The Debt-to-Asset Ratio: Its Importance and Calculation
A company's debt-to-asset ratio shows the percentage of total assets that were paid for with borrowed money, represented by debt on the balance sheet. Some see it as an indicator of financial leverage or a measure of solvency, while others see it as a critical insight into a firm's financial health or distress. The ratio is expressed as a percentage.
If for instance, your company has a debt-to-asset ratio of 56 percent, it means some form of debt has supplied about 56 percent of every dollar of your company's assets.
A high debt-to-assets ratio of over 1 percent could mean that your company will have trouble borrowing more money, or may borrow money at a higher interest rate than if the ratio were lower. Highly leveraged companies may be putting themselves at risk of insolvency or bankruptcy, depending upon the type of company and industry.
The debt-to-asset ratio represents the percentage of total debt financing the firm uses as compared to the percentage of the firm's total assets. It helps you see how much of your company assets were financed using debt financing.
Calculating the Debt-to-Asset Ratio
Take the following three steps to calculate the debt to asset ratio. All information comes from your company's balance sheet.
- To calculate the debt-to-asset ratio, look at the firm's balance sheet; specifically, the liability side of the balance sheet. Add together the current liabilities and long-term debt.
- Look at the asset side of the balance sheet. Add together the current assets and the net fixed assets.
- Divide the result from Step 1 (total liabilities or debt) by the result from Step 2 (total assets). You will get a percentage. For example, if you have a total debt of $100 and your total assets are $200, then you have a debt-to-assets ratio of 50 percent.
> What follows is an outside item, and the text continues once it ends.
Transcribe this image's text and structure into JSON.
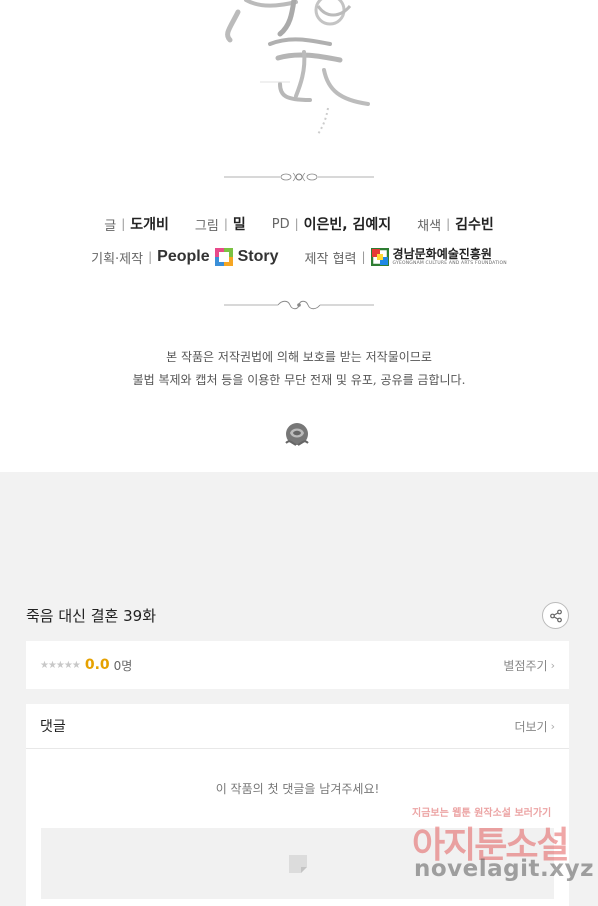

It means that 50 percent of your firm is financed by debt financing and 50 percent of your firm's assets are financed by your investors or by equity financing.
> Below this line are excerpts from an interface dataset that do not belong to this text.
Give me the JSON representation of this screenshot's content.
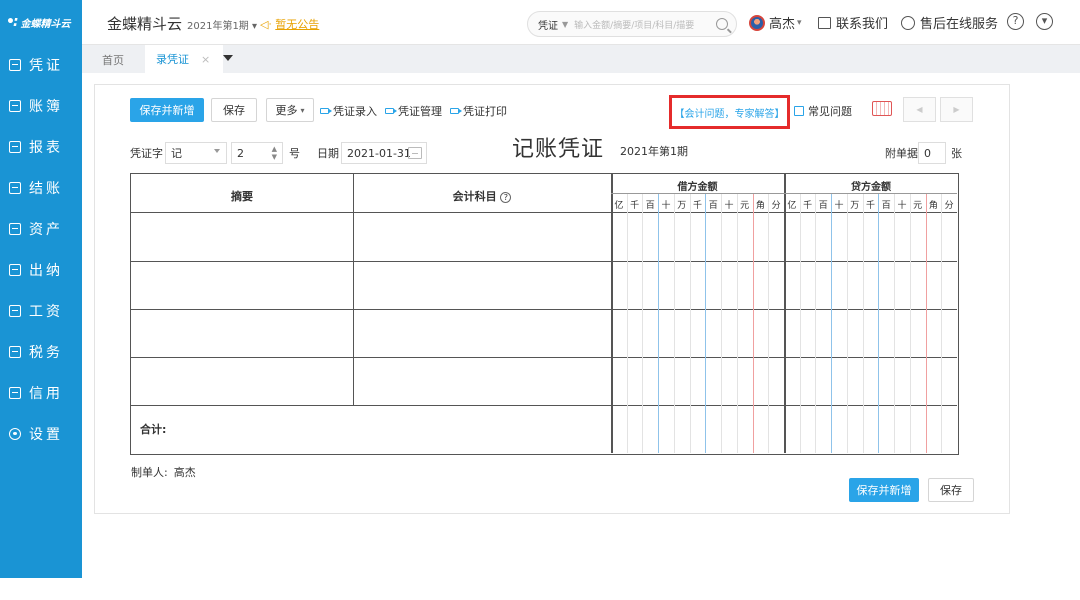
{
  "sidebar": {
    "logo": "金蝶精斗云",
    "items": [
      {
        "label": "凭证",
        "icon": "voucher-icon"
      },
      {
        "label": "账簿",
        "icon": "ledger-icon"
      },
      {
        "label": "报表",
        "icon": "report-icon"
      },
      {
        "label": "结账",
        "icon": "closing-icon"
      },
      {
        "label": "资产",
        "icon": "assets-icon"
      },
      {
        "label": "出纳",
        "icon": "cashier-icon"
      },
      {
        "label": "工资",
        "icon": "payroll-icon"
      },
      {
        "label": "税务",
        "icon": "tax-icon"
      },
      {
        "label": "信用",
        "icon": "credit-icon"
      },
      {
        "label": "设置",
        "icon": "gear-icon"
      }
    ],
    "bg_color": "#1a94d4"
  },
  "header": {
    "app_title": "金蝶精斗云",
    "period": "2021年第1期",
    "notice": "暂无公告",
    "search_kind": "凭证",
    "search_placeholder": "输入金额/摘要/项目/科目/描要",
    "user_name": "高杰",
    "contact": "联系我们",
    "support": "售后在线服务"
  },
  "tabs": {
    "home": "首页",
    "active": "录凭证",
    "close": "×"
  },
  "toolbar": {
    "save_new": "保存并新增",
    "save": "保存",
    "more": "更多",
    "entry": "凭证录入",
    "manage": "凭证管理",
    "print": "凭证打印",
    "expert": "【会计问题，专家解答】",
    "faq": "常见问题",
    "prev": "◀",
    "next": "▶"
  },
  "voucher": {
    "word_label": "凭证字",
    "word_value": "记",
    "number_value": "2",
    "number_unit": "号",
    "date_label": "日期",
    "date_value": "2021-01-31",
    "title": "记账凭证",
    "period": "2021年第1期",
    "attach_label": "附单据",
    "attach_value": "0",
    "attach_unit": "张"
  },
  "table": {
    "col_summary": "摘要",
    "col_account": "会计科目",
    "col_debit": "借方金额",
    "col_credit": "贷方金额",
    "digits": [
      "亿",
      "千",
      "百",
      "十",
      "万",
      "千",
      "百",
      "十",
      "元",
      "角",
      "分"
    ],
    "total_label": "合计:"
  },
  "footer": {
    "maker_label": "制单人:",
    "maker_value": "高杰",
    "save_new": "保存并新增",
    "save": "保存"
  },
  "colors": {
    "accent": "#2aa4e8",
    "highlight_box": "#e52b2b",
    "notice": "#e8a100"
  }
}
To find relevant meaning in the ratio result, compare it with other years of ratio data for your firm using trend analysis, and with the debt-to-assets ratio for other firms in your industry. If your debt ratio is too high, relative to your company's own history or the industry-standard ratio, it's important to take an investigative look at the driving causes.
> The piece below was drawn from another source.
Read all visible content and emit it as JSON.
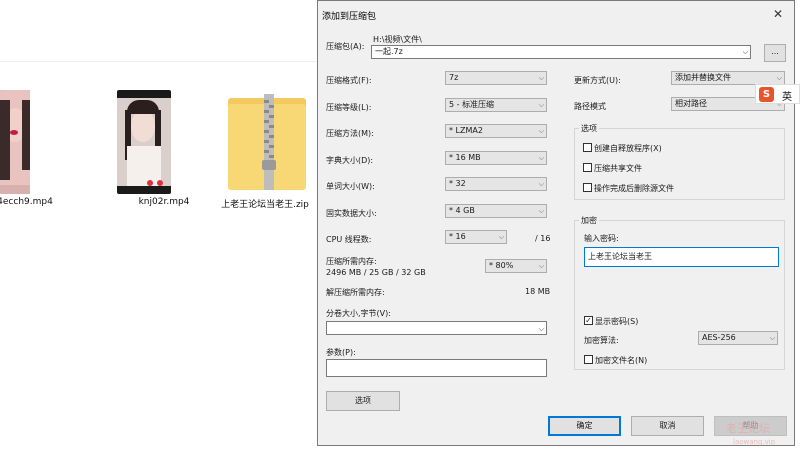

Companies with high debt-to-asset ratios may be at risk, especially in an increasing interest rate market. Creditors might get concerned if the company carries a large percentage of debt. They may demand that the company pay some of it back before taking on any more debt.
The debt-to-equity ratio is often used instead of the debt to asset ratio. The liabilities to asset ratio, calculated as total liabilities divided by total assets, provides similar insight.